Task inputs –
┌────────
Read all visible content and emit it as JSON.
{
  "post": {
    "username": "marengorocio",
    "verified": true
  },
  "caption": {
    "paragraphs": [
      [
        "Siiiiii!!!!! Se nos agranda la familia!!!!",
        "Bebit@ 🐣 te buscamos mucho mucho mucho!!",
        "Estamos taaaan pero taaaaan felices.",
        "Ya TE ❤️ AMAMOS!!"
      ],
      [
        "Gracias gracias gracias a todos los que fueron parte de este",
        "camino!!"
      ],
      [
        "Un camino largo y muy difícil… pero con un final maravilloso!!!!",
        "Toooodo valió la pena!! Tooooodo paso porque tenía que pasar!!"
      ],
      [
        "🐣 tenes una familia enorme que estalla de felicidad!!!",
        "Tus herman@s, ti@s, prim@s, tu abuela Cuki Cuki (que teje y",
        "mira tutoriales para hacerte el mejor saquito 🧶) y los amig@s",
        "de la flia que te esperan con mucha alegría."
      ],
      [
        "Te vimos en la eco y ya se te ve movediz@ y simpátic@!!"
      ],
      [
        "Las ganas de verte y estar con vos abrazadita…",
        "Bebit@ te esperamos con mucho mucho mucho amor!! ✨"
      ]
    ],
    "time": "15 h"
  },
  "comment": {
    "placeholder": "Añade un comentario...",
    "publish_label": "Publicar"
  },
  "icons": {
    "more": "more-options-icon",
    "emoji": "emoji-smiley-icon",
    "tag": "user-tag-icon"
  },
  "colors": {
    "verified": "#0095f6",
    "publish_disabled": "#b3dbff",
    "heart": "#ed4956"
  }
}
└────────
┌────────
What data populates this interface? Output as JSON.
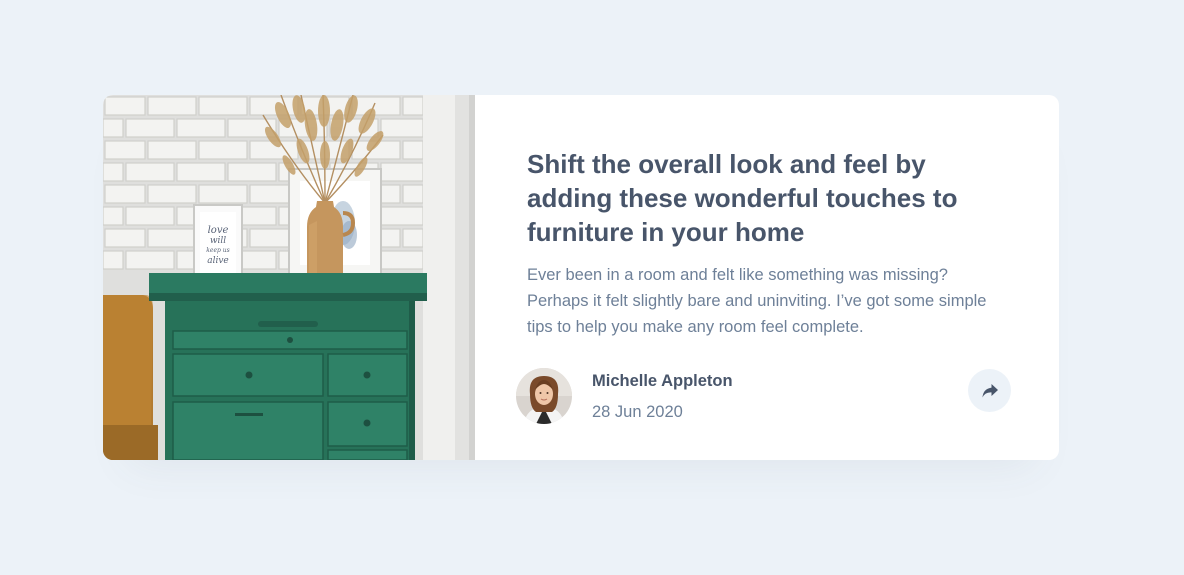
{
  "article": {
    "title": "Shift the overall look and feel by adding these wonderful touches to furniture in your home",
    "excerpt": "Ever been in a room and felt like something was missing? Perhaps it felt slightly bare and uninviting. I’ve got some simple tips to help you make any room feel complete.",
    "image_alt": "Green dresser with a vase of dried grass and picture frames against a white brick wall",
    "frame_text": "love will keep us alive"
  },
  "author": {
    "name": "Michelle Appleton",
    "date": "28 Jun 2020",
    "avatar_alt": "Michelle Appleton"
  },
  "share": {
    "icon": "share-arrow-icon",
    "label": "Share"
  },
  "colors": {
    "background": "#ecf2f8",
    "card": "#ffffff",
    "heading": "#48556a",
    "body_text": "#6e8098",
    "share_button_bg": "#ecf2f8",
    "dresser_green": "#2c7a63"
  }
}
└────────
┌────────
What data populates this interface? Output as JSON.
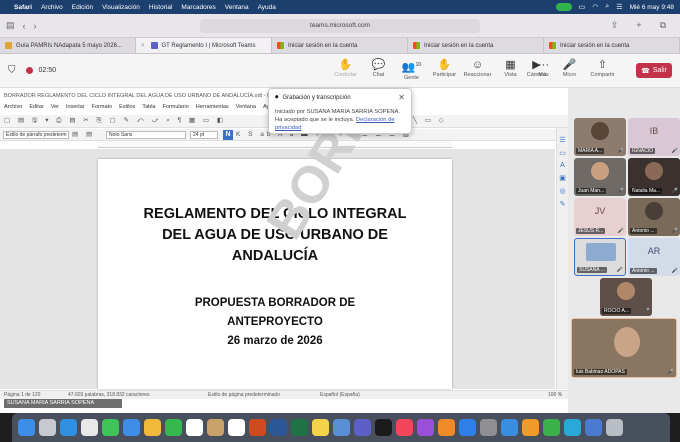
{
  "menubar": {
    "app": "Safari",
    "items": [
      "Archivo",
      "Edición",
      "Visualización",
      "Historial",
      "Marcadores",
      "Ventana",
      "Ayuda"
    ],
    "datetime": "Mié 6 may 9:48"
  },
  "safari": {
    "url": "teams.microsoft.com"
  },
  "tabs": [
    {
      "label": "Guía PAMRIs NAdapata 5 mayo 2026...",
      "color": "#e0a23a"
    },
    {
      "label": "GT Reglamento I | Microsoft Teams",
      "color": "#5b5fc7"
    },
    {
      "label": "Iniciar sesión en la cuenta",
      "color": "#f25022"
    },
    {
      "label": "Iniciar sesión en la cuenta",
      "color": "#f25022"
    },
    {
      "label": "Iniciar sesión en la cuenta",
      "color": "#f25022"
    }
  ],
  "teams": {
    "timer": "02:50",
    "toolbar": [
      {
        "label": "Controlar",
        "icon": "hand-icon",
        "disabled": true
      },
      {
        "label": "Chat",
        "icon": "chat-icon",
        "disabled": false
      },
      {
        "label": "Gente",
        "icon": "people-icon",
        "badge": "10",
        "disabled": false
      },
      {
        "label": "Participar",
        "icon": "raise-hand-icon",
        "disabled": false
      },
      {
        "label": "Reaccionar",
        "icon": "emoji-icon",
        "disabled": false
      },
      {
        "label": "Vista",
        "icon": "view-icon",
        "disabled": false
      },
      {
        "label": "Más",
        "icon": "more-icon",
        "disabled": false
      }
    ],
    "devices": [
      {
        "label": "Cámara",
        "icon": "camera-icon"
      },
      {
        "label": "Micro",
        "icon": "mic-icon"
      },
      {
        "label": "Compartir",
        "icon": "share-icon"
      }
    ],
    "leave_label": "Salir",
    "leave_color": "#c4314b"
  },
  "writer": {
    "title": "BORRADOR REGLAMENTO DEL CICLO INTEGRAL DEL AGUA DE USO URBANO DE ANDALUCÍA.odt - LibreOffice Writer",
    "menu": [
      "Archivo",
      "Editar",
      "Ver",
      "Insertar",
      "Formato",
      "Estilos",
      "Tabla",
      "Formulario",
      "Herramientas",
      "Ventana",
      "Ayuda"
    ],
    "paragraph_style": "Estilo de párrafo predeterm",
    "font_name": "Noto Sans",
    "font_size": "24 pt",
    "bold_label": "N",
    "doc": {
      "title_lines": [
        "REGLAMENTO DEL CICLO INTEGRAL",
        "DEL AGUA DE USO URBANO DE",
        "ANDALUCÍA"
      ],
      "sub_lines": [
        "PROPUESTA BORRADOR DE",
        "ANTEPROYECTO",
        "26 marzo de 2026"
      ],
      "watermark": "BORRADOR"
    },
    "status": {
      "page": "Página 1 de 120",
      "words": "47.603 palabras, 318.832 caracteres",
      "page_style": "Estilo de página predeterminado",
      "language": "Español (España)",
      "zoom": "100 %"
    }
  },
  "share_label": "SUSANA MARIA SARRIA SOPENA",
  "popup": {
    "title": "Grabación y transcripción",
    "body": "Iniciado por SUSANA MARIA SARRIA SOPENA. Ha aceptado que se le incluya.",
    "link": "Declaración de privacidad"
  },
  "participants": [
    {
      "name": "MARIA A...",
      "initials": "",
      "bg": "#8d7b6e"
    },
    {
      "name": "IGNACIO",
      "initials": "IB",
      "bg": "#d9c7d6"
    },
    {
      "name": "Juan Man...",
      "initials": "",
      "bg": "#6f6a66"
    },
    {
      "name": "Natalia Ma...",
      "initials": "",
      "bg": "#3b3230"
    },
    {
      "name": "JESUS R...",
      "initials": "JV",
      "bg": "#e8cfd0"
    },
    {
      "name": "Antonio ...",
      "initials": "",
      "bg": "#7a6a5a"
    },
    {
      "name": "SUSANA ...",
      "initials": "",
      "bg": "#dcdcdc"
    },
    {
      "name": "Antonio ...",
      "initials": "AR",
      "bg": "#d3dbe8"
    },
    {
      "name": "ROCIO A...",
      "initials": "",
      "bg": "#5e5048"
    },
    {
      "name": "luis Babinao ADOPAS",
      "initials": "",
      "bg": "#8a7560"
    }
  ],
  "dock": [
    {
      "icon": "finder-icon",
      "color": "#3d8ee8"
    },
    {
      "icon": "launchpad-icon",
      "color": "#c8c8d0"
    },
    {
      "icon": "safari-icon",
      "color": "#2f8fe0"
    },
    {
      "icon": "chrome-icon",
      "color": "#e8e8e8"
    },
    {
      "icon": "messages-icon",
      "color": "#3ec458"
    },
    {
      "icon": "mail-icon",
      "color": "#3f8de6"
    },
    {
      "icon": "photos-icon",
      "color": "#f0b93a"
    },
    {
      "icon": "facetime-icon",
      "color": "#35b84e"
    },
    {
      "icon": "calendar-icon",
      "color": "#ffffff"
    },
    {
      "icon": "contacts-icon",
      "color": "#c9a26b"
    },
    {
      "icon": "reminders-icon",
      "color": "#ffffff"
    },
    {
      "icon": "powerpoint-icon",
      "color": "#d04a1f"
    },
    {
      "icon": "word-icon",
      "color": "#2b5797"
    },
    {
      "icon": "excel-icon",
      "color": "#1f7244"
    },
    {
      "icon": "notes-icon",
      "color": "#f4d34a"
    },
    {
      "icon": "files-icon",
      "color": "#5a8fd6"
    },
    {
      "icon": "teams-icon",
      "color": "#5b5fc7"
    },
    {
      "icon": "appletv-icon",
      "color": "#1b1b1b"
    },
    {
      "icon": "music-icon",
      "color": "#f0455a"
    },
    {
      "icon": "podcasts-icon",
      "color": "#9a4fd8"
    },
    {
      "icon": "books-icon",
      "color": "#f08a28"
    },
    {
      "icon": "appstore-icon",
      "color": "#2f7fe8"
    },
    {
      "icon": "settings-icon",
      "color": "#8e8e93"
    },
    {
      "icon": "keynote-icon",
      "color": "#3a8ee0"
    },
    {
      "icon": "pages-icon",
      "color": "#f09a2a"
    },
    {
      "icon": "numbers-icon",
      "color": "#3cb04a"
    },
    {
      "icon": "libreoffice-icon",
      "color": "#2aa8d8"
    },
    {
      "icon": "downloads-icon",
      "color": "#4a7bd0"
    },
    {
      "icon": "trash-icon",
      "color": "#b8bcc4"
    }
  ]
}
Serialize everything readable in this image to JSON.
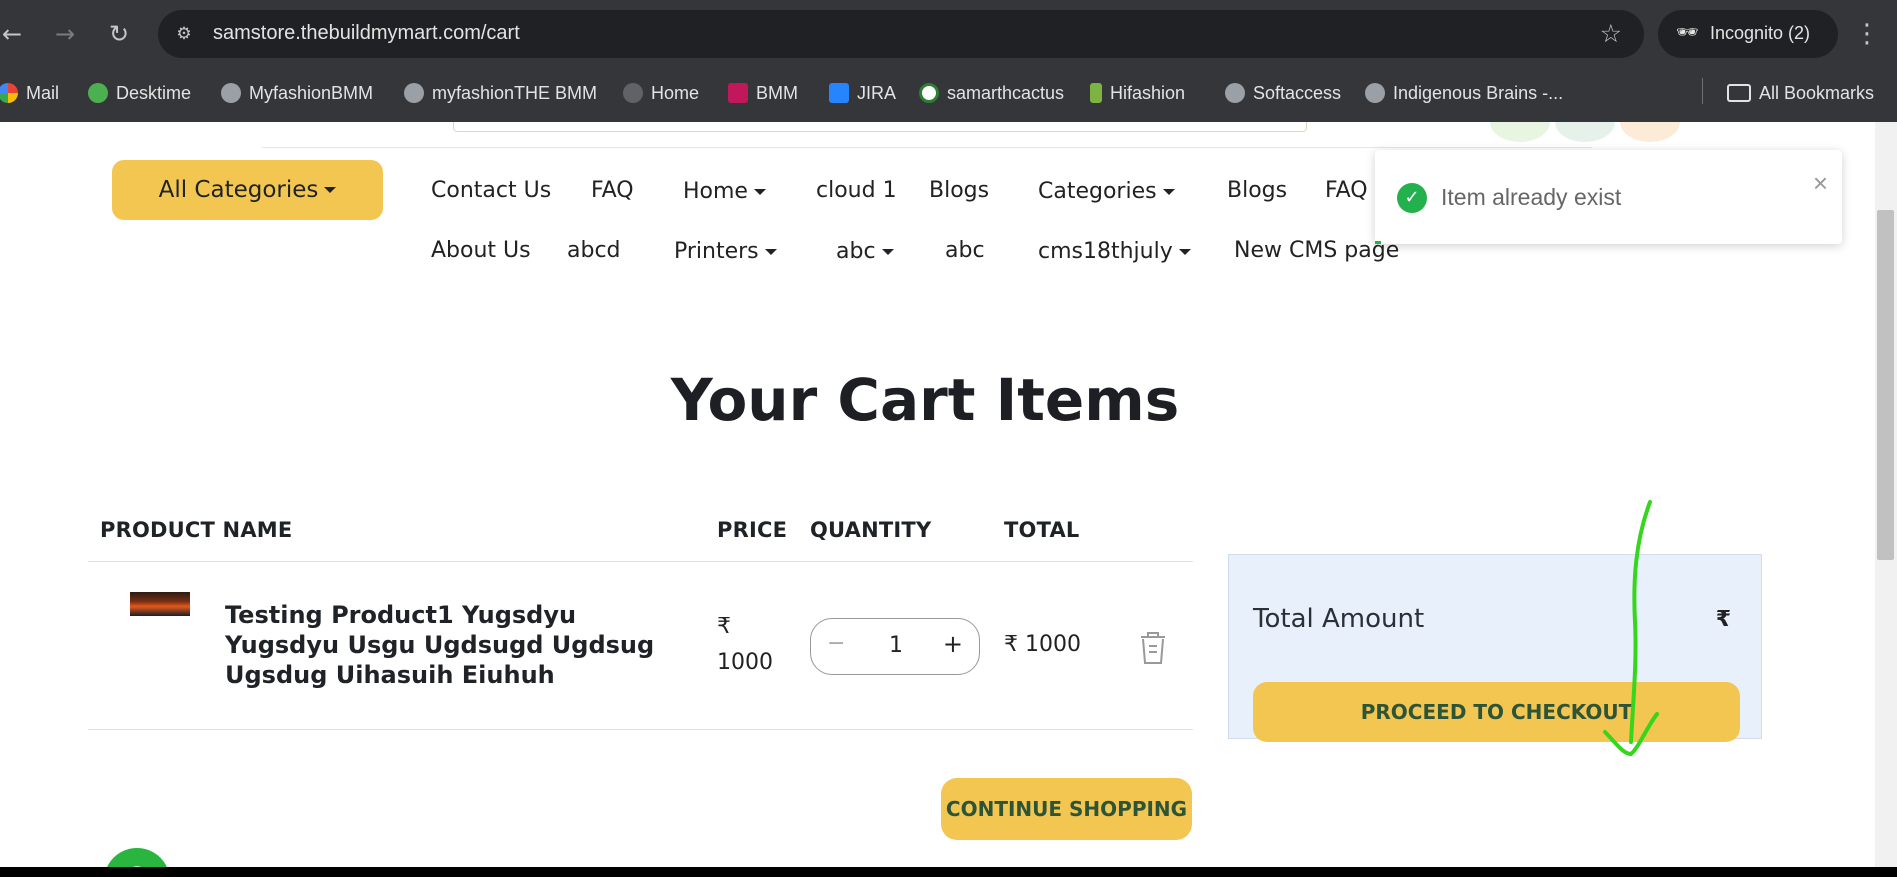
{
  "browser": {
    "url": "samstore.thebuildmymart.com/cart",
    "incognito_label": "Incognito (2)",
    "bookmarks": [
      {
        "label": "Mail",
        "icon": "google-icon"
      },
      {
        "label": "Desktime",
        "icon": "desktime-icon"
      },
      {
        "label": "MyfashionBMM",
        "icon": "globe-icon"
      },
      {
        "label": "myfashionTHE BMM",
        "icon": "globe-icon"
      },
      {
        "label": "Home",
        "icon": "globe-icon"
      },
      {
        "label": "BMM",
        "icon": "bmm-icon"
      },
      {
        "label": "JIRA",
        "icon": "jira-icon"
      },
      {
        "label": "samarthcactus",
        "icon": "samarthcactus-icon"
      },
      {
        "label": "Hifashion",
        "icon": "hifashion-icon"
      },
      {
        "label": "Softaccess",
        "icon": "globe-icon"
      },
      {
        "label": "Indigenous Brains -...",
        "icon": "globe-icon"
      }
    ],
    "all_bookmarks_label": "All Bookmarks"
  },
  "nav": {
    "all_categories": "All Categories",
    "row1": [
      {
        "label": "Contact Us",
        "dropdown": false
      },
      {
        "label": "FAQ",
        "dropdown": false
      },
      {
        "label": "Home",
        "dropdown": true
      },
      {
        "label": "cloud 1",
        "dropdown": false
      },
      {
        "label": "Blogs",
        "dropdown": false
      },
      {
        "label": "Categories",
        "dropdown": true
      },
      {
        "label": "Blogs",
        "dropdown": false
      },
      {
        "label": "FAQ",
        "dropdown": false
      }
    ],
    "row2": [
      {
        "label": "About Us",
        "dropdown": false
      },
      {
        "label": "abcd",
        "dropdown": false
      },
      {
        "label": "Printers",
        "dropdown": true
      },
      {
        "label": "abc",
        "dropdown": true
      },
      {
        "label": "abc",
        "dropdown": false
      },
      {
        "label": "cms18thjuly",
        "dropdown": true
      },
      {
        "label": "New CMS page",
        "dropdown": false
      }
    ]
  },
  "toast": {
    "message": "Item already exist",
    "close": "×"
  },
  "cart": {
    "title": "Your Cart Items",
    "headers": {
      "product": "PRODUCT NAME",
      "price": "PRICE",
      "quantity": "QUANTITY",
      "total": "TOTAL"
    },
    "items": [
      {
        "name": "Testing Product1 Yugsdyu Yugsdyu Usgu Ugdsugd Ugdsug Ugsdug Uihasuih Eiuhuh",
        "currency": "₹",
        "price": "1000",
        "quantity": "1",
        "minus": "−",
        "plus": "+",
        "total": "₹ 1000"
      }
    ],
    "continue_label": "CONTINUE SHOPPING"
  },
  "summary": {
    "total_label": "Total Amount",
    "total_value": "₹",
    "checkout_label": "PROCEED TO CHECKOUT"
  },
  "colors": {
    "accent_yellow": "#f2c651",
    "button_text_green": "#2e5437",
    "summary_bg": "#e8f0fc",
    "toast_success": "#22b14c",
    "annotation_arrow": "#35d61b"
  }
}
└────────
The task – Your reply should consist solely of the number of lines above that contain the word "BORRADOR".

Task answer – 3